Next year will see the continuation of major cultural projects, including the Tallinn City Theatre complex and the new Tiger Valley exhibition at Tallinn Zoo. There will also be improvements in parks and green areas, and the start of the Green Capital flagship project, the Pollinator Highway, and the first phase of the Klindi park.

For operational expenses, the 2024 budget plans 984.1 million euros, 3.8 percent more than the revised 2023 budget. The largest portion is allocated to education (40.9 percent), followed by mobility (18.9 percent) and social welfare and healthcare (15 percent), collectively accounting for over 74 percent of total expenses.

“In education, our priority for 2024 is the transition to Estonian-language education, with over 8.8 million euros planned for supportive activities. These include teacher training, teacher recruitment, methodological support and motivation, supporting children in the transition, and aiding and advising both parents and teachers, as well as creating an online learning environment,” said Kõlvart.

Education investments are planned at 70 million euros. In 2024, the renovation of Tallinna Kunstikool and the Tartu Road 23 building for additional space for Tallinn 21st School will conclude. The extension of Tallinn Secondary School of Science (Tallinna Reaalkool), renovation, and extension of Hiiu School, the final phase of Pirita Economic Secondary School extension, the construction of the new Kullo hobby center, and the reconstruction of Karjamaa Street 18 as a school building will begin. The design of Tallinn Nõmme Basic School will continue, and the design process of Kalamaja Basic School will start.

The Mayor adds that Tallinn will continue strengthening crisis preparedness. “We are purchasing additional electric generators and creating a budget line for taking over the Kopli Fire Department – our goal is to keep the Kopli Fire Department operational,” said Kõlvart.

“The social support budget increases by 10 percent in total. 4.1 million euros are allocated for support services for children in need, allowing an increase in the hourly rate for support workers from 7 to 9 euros. For example, the support for pensioners to compensate for price increases will rise from 175 to 200 euros, and the beginning of the academic year support from 75 to 100 euros,” Kõlvart said.

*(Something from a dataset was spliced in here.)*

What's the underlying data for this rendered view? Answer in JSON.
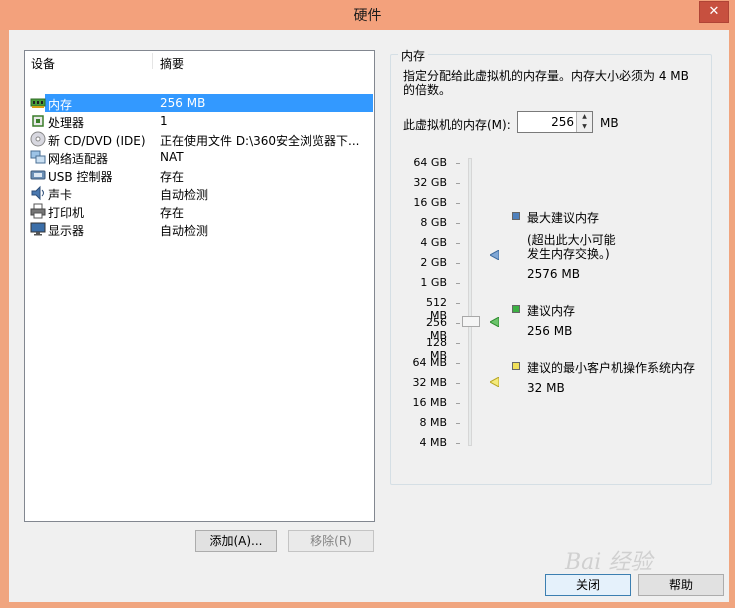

For the coming year, Tallinn has budgeted operational costs of 121.9 million euros and investments of 9.7 million euros in the social sector. A new initiative, in collaboration with the SA Lapse Heaolu Arengukeskus (Child Welfare Development Center), is the establishment of the Perepesa network of community-based prevention and family service centers. The first center is planned to open in the city centre on Asula Street. Additional funds will be allocated for psychological counseling for those in need and underprivileged families. To ensure the availability of support services for children in need, the hourly rate for support workers will be raised to 9 euros, and from next year, the support rate for a child with disabilities will increase to 150 euros.

The overall revenue for the city in 2024 is projected to be 1.06 billion euros, of which tax revenues account for 71.5 percent. The city's primary source of income is personal income tax, projected at 715 million euros for 2024, an increase of 65.3 million euros, or 10.1 percent more than the revised budget for 2023. State and other institutional subsidies are forecasted at 169.2 million euros, income from the sale of goods and services by city-run institutions at 110.1 million euros, land tax at 25.1 million euros, and external funding at 11.6 million euros.

For financing investments, Tallinn plans to take out loans totaling up to 125 million euros in 2024, resulting in a projected net debt burden of 34 percent by the end of the year. Additionally, up to 70 million euros from reserves accumulated in previous years will be directed to cover budget expenditures.

The 2024 budget, approved by the City Government, was sent to the Tallinn City Council yesterday. The draft is available for review (in Estonian) in Tallinn's legal information system TEELE.